It is quite possible that Eloise may spend every day drinking as Salinger makes no suggestion to the reader that she does anything else with her day. . Eloise and Mary Jane in their reminiscences seek an earlier manifestation of their lives, before they made the mistakes that now haunt them. There is no doubting that, at least for Eloise, her time spent in college or with Walt was a period when life was easier for Eloise and she was happy. Mary Jane said, "Oh," and the two girls entered the house. And Salinger pulls no punches in showing us she's missed the boat in life. As a hostess in upper middle class circles she's non pareil.
Eloise curtly rebuffs her employee and denies the request. By telling Mary Jane that she likes him, Salinger may be suggesting the idea of escape for Eloise. The women resume their drunken and desultory ramblings. . Did Lew once make Eloise laugh the way Walt did? The novel remains widely read and controversial, selling around 250,000 copies a year. Little, Brown and Company.
Uncle Wiggily in Connecticut Quotes by J.D. Salinger
The talk shifts to Walt, the only boy Eloise seems to have ever truly loved. One of them has a daughter, Ramona, who has an invisible boyfriend. They "were talking in the manner peculiar, probably limited, to former college roommates. You know, folks, many people just don't have the armour to face the world head-on. For example, the Pipsisewah There are also several other "bad chaps" in the stories: the Woozy Wolf, Bushy Bear, Skillery Skallery Alligator and the fierce Bobcat, to name but a few.
A bittersweet story in that way that Salinger always seems shallow, but you realize by the end it isn't about love, loss and how it affects not only us but those around us. Some have died in the recent War. The first one, of course, was dead all along.
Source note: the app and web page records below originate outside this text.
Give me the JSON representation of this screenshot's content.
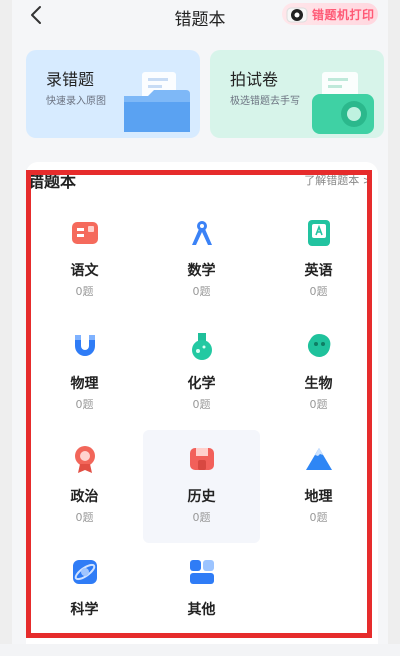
{
  "header": {
    "title": "错题本",
    "print_label": "错题机打印"
  },
  "cards": [
    {
      "title": "录错题",
      "subtitle": "快速录入原图",
      "color": "#d7ebff"
    },
    {
      "title": "拍试卷",
      "subtitle": "极选错题去手写",
      "color": "#d7f4ea"
    }
  ],
  "section": {
    "title": "错题本",
    "link": "了解错题本 >"
  },
  "subjects": [
    {
      "name": "语文",
      "count": "0题",
      "icon": "chinese-book-icon"
    },
    {
      "name": "数学",
      "count": "0题",
      "icon": "compass-icon"
    },
    {
      "name": "英语",
      "count": "0题",
      "icon": "english-book-icon"
    },
    {
      "name": "物理",
      "count": "0题",
      "icon": "magnet-icon"
    },
    {
      "name": "化学",
      "count": "0题",
      "icon": "flask-icon"
    },
    {
      "name": "生物",
      "count": "0题",
      "icon": "cell-icon"
    },
    {
      "name": "政治",
      "count": "0题",
      "icon": "medal-icon"
    },
    {
      "name": "历史",
      "count": "0题",
      "icon": "scroll-icon"
    },
    {
      "name": "地理",
      "count": "0题",
      "icon": "mountain-icon"
    },
    {
      "name": "科学",
      "count": "",
      "icon": "planet-icon"
    },
    {
      "name": "其他",
      "count": "",
      "icon": "grid-icon"
    }
  ]
}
It is also when she goes downstairs to wake up Mary Jane that Salinger appears to be exploring the theme of insecurity. They show that sometimes the best people don't come back and the effects actions can have on someone's life, be it a simple interaction at the bus stop with a niceamountof care or amarriagewith little love. Who's Afraid of Eloise? I used to wait for him at the bus stop, right outside the PX, and he showed up late once, just as the bus was pulling out.
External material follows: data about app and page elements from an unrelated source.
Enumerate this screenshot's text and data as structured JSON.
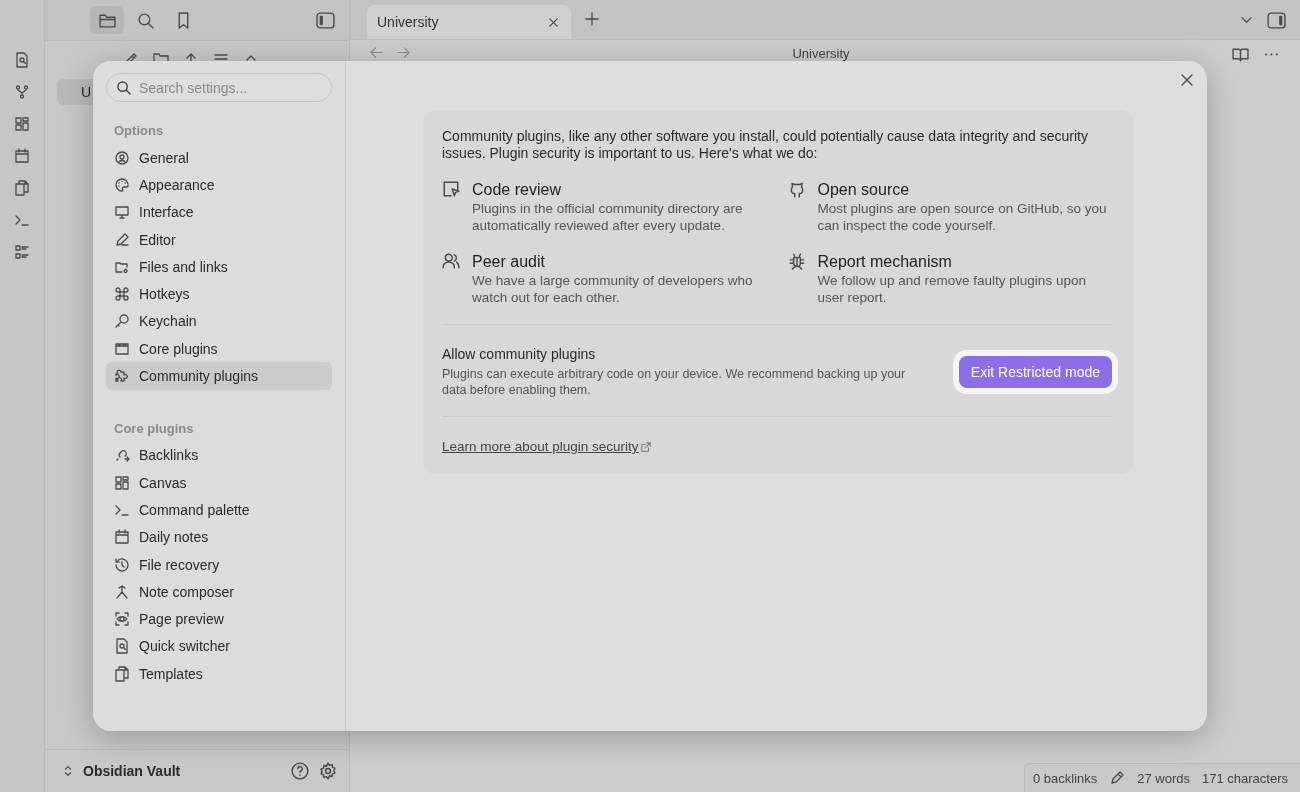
{
  "sidebar": {
    "tabs": [
      {
        "selected": true
      },
      {
        "selected": false
      },
      {
        "selected": false
      }
    ],
    "file_tree": [
      {
        "label": "U",
        "selected": true
      }
    ],
    "vault": {
      "name": "Obsidian Vault"
    }
  },
  "tabs": [
    {
      "label": "University",
      "selected": true
    }
  ],
  "view_header": {
    "title": "University"
  },
  "status_bar": [
    "0 backlinks",
    "27 words",
    "171 characters"
  ],
  "settings": {
    "search": {
      "placeholder": "Search settings..."
    },
    "groups": [
      {
        "heading": "Options",
        "items": [
          {
            "label": "General",
            "selected": false
          },
          {
            "label": "Appearance",
            "selected": false
          },
          {
            "label": "Interface",
            "selected": false
          },
          {
            "label": "Editor",
            "selected": false
          },
          {
            "label": "Files and links",
            "selected": false
          },
          {
            "label": "Hotkeys",
            "selected": false
          },
          {
            "label": "Keychain",
            "selected": false
          },
          {
            "label": "Core plugins",
            "selected": false
          },
          {
            "label": "Community plugins",
            "selected": true
          }
        ]
      },
      {
        "heading": "Core plugins",
        "items": [
          {
            "label": "Backlinks",
            "selected": false
          },
          {
            "label": "Canvas",
            "selected": false
          },
          {
            "label": "Command palette",
            "selected": false
          },
          {
            "label": "Daily notes",
            "selected": false
          },
          {
            "label": "File recovery",
            "selected": false
          },
          {
            "label": "Note composer",
            "selected": false
          },
          {
            "label": "Page preview",
            "selected": false
          },
          {
            "label": "Quick switcher",
            "selected": false
          },
          {
            "label": "Templates",
            "selected": false
          }
        ]
      }
    ],
    "intro": "Community plugins, like any other software you install, could potentially cause data integrity and security issues. Plugin security is important to us. Here's what we do:",
    "features": [
      {
        "title": "Code review",
        "description": "Plugins in the official community directory are automatically reviewed after every update."
      },
      {
        "title": "Open source",
        "description": "Most plugins are open source on GitHub, so you can inspect the code yourself."
      },
      {
        "title": "Peer audit",
        "description": "We have a large community of developers who watch out for each other."
      },
      {
        "title": "Report mechanism",
        "description": "We follow up and remove faulty plugins upon user report."
      }
    ],
    "setting": {
      "name": "Allow community plugins",
      "description": "Plugins can execute arbitrary code on your device. We recommend backing up your data before enabling them.",
      "button": "Exit Restricted mode"
    },
    "link": "Learn more about plugin security"
  }
}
Unlike our previous characters, Mary Jane does not have that much symbolism or even a major presence in Eloise's life. . Eloise said cheerfully that the whole damn lunch was burned--sweetbreads, everything--but Mary Jane said she'd eaten anyway, on the road. As the two walked toward the house, Eloise asked Mary Jane how it happened she had the day off. The story concludes with an altercation in which Eloise loses her temper at Ramona's connection to a new imaginary friend. Mary Jane visits Eloise at her home and they spend the afternoon reminiscing about their college years, chain-smoking, and drinking themselves into a stupor.
She relates an event in which she and Walt were running to catch a bus, and she sprained her ankle. Youth is glorified through the prism of memory; the resulting feeling is one of regret, longing, a sense of loss. She asked Eloise, "Just exactly what is a hernia, anyway? Somehow she has gotten very hard. In Uncle Wiggily in Connecticut by J. Mary Jane is her former college roommate who works part-time as a secretary. This story demonstrates the phoniness that stems from seeking perfection and a false reality, and it shows the futility of living amidst constant distraction and entertainment, which is as relevant today as it was at the time of publishing in 1948. Salinger II Walt and Jimmy, the latter "gets hit" by a car, then Walt and Mickey, the latter "gets squished", then tears and anguish.